• Supreme Robot
• Posts: 1,944
##### Re: capacitor discharge
« Reply #5 on: July 27, 2013, 05:22:22 PM »
The formulas can easily be obtained by using Google and Wikipedia.

Also, If discharging a cap with a constant resistance the current is NOT Constant but decreases exponentially. That's what the equation jkerns posted tells you.

#### sherby

• Jr. Member
• Posts: 22
##### Re: capacitor discharge
« Reply #6 on: July 28, 2013, 06:42:15 AM »
I would like to get some information about selecting capacitor too!
Is there a post or some information, to get help in selecting proper capacitors with proper values?

#### jwatte

• Supreme Robot
• Posts: 1,345
##### Re: capacitor discharge
« Reply #7 on: July 28, 2013, 10:23:05 AM »
That kind of depends what your intended use is!

If you need a particular time constant at a particular resistive load, then you can calculate the capacitance needed from that.
If you need a particular ripple current tolerance, then that's typically listed for the capacitors, and is searchable in most parametric search tools.

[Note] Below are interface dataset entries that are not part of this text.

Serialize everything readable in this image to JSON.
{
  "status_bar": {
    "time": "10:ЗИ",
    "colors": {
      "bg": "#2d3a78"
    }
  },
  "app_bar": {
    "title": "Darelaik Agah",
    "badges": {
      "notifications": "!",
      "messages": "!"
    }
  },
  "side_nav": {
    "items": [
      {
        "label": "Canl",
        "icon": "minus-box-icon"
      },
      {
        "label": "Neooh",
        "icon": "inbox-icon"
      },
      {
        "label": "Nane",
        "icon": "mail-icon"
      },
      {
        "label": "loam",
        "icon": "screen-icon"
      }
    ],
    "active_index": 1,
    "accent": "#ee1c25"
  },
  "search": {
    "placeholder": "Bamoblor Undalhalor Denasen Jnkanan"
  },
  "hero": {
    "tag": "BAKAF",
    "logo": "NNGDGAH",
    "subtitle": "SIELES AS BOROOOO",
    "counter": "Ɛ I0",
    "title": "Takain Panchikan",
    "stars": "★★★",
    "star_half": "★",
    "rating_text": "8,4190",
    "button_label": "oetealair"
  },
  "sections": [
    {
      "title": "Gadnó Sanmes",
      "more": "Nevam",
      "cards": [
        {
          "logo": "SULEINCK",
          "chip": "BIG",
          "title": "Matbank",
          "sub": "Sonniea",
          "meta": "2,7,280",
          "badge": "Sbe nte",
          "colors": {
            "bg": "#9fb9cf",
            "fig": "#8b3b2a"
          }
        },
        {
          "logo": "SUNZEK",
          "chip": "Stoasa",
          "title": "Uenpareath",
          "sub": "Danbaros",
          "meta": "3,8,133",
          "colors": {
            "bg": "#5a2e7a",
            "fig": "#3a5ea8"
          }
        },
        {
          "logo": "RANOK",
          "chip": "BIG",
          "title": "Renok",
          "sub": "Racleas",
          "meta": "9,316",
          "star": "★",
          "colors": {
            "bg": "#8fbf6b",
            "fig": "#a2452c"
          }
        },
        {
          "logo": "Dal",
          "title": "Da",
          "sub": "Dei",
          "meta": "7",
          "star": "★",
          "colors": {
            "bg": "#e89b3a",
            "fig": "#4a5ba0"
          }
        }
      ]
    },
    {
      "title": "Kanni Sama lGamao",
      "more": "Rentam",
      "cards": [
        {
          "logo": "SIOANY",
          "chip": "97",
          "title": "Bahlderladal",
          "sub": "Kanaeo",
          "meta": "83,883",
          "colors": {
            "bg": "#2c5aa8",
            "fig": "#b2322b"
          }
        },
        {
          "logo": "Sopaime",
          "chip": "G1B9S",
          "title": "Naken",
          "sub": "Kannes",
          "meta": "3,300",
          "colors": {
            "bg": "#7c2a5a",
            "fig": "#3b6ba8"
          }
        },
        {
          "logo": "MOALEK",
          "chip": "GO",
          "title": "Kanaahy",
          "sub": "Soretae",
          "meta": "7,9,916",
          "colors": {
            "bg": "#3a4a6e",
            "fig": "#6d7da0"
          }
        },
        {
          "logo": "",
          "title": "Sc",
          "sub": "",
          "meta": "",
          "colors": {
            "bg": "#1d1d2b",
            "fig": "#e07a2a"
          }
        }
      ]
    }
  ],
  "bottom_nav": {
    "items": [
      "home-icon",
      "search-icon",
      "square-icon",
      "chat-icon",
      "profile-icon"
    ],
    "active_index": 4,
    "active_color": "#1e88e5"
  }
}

You can also calculate it from the power and ESR, given the above formula.
If you have a particular voltage you need to use, make sure the rating is higher than the voltage by a safe margin (50% is a good margin.)

I like the digikey.com parametric search tool:
http://www.digikey.com/product-search/en/capacitors/aluminum-capacitors/131081

Note that if you need very low ESR, or very small form factor, or some other extreme parameters, you may want to look at chemistries other than aluminum. (Tantalum, ceramic, PTFE or mylar film, etc.) Those are also searchable on digikey, if you navigate through their parts index.